Cervical cancer is the fourth most common cancer and the third cause of death among women worldwide. More than 85% of the cases occur in developing countries. In Latin America, cervical cancer is the most common cause of cancer deaths among women, primarily in young women with devastating social impact. It is mostly the consequence of lack of a health care infrastructure that allows cervical cancer screening suitable for detecting pre-malignant lesions. With the knowledge that human papillomavirus (HPV) infection is the main cause of cervical cancer, two major preventive interventions have emerged: HPV vaccination and screening, which involve the detection and treatment of cervical dysplasia and early-stage cervical cancer.

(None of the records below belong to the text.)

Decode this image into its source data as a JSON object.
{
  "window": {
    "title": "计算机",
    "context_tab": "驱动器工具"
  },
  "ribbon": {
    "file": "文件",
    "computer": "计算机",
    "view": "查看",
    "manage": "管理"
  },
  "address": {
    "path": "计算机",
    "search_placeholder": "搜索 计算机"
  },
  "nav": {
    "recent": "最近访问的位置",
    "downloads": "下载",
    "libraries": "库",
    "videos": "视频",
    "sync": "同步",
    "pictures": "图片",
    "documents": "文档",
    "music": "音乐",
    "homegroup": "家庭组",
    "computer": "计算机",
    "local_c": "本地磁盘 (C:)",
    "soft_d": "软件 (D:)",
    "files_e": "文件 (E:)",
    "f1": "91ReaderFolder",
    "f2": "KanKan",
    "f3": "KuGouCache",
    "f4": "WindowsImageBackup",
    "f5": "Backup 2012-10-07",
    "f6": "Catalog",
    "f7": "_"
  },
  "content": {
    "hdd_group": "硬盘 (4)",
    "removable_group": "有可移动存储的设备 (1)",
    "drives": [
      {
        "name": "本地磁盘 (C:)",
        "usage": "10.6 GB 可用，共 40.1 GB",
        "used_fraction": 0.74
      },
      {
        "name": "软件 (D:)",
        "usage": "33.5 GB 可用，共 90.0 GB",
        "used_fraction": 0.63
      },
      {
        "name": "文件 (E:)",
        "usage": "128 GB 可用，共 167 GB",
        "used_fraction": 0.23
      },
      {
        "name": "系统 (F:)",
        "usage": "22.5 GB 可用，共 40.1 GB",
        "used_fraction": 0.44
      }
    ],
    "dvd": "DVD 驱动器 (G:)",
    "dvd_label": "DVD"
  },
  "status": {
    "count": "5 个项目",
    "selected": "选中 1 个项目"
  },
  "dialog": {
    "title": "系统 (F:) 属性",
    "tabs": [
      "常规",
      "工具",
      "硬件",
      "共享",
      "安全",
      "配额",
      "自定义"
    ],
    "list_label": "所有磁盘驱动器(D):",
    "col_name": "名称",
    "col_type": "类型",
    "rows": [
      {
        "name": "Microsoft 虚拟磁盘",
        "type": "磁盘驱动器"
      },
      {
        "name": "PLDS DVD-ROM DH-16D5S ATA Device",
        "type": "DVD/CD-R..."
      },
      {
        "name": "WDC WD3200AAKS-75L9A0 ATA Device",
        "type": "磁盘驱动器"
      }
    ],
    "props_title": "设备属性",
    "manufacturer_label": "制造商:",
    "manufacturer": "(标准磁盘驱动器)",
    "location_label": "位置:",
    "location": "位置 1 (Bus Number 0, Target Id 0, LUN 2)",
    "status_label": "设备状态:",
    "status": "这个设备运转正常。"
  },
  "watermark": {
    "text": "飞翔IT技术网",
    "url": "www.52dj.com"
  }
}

HPV 16 and 18 cause up to 70% of all cervical cancer cases in Latin America and are covered in all available vaccines. Since tests for high-risk HPV types and HPV vaccines are expensive and they have not been included in immunization programs and given free of charge to eligible women in Venezuela and most less developed regions, screening campaigns with cytology and direct visualization of the cervix with VIN continue to be the major interventions that can prevent cervical cancer in these countries; they need to be implemented in a large scale.
Part of the book: Cervical Cancer